Thanks to @jeanniecrowley for pointing me to Rocky Agrawal's wonderful piece on how Google - and by extension, many hyped-up tech companies - abuses statistics to deceive the public. (link here).

The post is worth reading in full. The highlight for me is this bit:

In July, [Google CEO] Page claimed that the service had 10 million users who shared 1 billion items a day. That sounds incredibly impressive. But let’s do the math. That would mean that the *average *user was sharing 100 items a day...

So how did we get to that number? Well, it turns out Google was counting every *potential* recipient of that message. A single message from Scoble today would count 240,000 times toward that number. That’s preposterous.

There are many cases similar to this one where one can easily spot mischief just by taking a skeptical position. It's a simple division to get to an average of 100 items per user per day. If one knows a little bit of statistical thinking (say, stuff from Chapter 3 of **Numbers Rule Your World**), one quickly realizes that not all 10 million users can be like the "average user"... in fact, with so many users, there would be lots of inactive users, who would share zero items per day. For every non-sharer, there must be some active user who shares 200 items per day to keep the average at 100.

What Agrawal is arguing is that even the maximum sharer ("Scoble") probably didn't share 100 items a day, and the maximum can't be smaller than the average.

***

I like to call these "true lies". Under certain assumptions, exclusions and definitions, one can certainly justify that these statistics are "true" but the effect on consumers of such statistics is to mislead. Frequently, one needs to examine a set of statistics side-by-side to fully understand the data.

Most importantly, one should start with why we are computing the statistic.Take the Facebook "Like" button, which is touted in a lot of places as a measure of marketing success.
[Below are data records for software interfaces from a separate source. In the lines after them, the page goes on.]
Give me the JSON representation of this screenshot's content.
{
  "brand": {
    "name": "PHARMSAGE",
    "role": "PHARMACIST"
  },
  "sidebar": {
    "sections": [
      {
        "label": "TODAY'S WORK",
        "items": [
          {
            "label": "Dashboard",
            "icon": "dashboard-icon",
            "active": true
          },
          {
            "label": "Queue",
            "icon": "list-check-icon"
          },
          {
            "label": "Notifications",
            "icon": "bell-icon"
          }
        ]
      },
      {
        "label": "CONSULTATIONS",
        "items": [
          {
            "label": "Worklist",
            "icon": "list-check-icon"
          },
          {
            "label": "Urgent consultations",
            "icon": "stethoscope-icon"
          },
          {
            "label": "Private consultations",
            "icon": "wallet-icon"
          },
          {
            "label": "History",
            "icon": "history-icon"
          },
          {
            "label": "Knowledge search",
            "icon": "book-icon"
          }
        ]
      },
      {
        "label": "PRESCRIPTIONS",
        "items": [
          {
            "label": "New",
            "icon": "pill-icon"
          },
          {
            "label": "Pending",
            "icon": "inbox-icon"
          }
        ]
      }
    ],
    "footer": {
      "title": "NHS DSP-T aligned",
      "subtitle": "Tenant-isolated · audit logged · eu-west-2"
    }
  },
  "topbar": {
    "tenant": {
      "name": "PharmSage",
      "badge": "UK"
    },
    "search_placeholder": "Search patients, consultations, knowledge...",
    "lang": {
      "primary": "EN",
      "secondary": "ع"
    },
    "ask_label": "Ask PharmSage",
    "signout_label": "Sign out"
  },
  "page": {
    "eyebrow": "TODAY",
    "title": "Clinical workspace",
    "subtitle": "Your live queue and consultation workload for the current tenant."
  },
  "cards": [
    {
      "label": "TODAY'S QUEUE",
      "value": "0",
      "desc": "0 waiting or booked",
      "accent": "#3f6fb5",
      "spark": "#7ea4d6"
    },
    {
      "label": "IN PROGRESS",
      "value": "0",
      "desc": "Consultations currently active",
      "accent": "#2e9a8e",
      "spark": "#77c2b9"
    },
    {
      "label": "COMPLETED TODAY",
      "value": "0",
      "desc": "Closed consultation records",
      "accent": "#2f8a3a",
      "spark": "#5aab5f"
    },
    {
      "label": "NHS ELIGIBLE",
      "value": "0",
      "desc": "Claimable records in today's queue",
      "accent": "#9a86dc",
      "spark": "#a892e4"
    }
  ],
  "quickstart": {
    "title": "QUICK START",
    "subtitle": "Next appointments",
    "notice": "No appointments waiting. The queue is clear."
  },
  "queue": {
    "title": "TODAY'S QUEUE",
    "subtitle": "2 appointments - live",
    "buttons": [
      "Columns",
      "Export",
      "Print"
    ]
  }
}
I just went over to the McDonald's U.S. Facebook page. It shows about 14 million Likes. What does that statistic mean? Since Facebook reports about 150 million U.S. users, does this mean only less than 10% favorability? Who are these people who "like" McDonald's? Does this reflect the success of social-media marketing in gaining more fans? Or are these 14 million hard-core fans who have always loved McDonald's and now they take the opportunity to advertise their love to the world? Do we expect the act of "Liking" to generate additional revenues for McDonald's? If so, how so? What a surprise - the number of "Likes" is insufficient to answer any of these questions.

"What a surprise - the number of 'Likes' is insufficient to answer any of these questions."

Indeed. I think this is key. Society is getting lazy by measuring "popularity" by using easily available social media statistics such as the number of 'likes,' the number of followers on Twitter, or the number of hits for a Google search term. But statistics need to be evaluated for bias, variance, and those "lies and damned lies" that they potentially contain.

I've written a blog post on why it's a bad idea to estimate popularity based on the number of hits in a Google search:

http://blogs.sas.com/content/iml/2011/08/19/estimating-popularity-based-on-google-searches-why-its-a-bad-idea/

Posted by: Rick Wicklin | 01/27/2012 at 10:44 AM